* **DIRECTIONS**:
Which lines in the data below contain the string "here"? Show each one.

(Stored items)
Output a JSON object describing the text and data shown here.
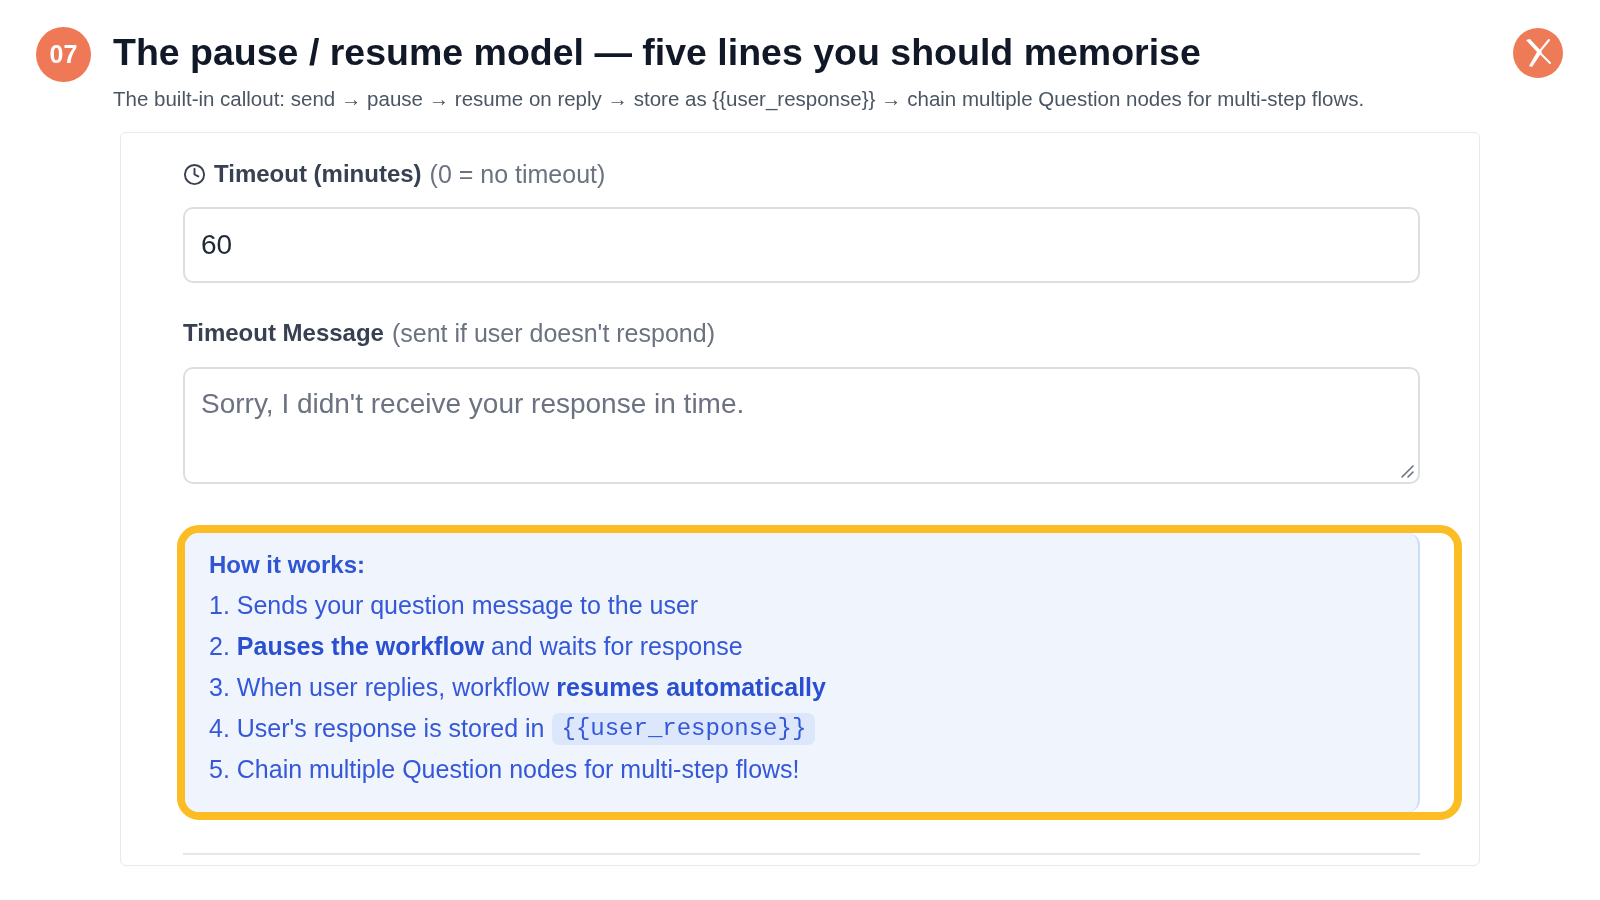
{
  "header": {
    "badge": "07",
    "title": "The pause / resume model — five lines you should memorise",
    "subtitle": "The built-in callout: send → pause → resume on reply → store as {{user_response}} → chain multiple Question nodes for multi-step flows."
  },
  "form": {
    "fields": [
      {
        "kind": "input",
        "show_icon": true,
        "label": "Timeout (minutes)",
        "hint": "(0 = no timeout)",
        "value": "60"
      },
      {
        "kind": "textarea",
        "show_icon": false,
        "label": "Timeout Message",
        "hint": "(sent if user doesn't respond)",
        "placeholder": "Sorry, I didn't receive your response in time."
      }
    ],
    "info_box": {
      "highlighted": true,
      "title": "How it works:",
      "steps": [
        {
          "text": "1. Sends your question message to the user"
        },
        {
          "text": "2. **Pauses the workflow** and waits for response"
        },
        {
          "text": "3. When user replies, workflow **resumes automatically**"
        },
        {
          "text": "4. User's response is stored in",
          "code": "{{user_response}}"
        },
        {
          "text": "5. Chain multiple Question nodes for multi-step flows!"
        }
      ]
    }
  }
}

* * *

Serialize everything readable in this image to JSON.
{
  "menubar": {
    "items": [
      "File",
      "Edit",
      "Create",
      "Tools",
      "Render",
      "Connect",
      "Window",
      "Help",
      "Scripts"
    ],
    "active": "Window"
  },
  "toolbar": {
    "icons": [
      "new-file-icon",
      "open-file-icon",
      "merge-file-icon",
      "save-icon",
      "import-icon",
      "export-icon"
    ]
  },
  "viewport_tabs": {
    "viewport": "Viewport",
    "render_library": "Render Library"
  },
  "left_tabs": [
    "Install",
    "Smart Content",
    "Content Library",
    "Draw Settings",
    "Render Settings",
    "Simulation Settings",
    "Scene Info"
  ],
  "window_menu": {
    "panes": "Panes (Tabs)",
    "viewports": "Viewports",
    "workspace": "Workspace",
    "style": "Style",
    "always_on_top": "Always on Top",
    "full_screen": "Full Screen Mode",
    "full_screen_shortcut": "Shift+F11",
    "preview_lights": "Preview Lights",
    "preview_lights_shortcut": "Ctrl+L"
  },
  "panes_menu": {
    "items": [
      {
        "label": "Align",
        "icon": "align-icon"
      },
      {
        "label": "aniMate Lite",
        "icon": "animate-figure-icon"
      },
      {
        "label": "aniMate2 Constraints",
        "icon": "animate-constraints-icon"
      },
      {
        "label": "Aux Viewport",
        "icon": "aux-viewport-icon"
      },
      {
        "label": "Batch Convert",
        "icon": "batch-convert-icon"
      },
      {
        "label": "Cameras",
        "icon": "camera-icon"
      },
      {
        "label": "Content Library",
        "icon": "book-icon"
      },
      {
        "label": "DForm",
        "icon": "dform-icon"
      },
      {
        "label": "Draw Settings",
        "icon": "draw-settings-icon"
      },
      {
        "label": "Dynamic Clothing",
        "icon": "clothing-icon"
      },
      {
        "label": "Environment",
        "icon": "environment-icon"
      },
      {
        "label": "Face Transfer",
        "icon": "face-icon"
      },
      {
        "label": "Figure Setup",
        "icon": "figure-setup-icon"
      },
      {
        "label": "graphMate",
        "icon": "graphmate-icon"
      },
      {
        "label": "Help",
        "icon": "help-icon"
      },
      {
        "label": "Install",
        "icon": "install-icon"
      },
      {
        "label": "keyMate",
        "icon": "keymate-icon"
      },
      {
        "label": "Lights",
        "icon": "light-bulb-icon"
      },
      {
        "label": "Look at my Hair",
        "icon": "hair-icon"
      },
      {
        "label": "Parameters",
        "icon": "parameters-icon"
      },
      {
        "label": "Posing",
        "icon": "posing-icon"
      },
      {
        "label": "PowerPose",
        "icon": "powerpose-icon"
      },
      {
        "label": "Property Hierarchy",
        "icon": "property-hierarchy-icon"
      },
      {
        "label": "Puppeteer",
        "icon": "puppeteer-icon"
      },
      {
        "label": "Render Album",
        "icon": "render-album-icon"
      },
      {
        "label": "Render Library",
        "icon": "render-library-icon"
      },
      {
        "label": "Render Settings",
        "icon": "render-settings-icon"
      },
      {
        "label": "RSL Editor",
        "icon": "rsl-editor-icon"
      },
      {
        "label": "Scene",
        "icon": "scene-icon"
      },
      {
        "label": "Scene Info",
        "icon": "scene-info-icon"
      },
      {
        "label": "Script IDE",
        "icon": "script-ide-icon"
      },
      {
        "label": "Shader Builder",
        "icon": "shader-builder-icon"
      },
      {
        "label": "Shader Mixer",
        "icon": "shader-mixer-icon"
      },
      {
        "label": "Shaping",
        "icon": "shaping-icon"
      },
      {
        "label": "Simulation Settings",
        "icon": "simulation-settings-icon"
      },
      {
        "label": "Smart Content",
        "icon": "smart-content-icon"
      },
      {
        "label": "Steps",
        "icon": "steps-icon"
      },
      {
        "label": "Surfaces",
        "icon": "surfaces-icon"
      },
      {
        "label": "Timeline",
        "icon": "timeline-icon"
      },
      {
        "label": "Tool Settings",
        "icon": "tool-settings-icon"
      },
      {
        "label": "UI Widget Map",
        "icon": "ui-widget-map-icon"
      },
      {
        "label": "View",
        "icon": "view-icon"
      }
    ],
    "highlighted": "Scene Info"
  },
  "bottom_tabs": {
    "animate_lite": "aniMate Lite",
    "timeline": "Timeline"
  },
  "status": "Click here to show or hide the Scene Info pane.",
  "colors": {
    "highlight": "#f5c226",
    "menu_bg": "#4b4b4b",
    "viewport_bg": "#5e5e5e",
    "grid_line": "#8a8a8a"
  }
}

* **TASK RESULT**:
Output a JSON object describing the text and data shown here.
  "status": "Click here to show or hide the Scene Info pane.",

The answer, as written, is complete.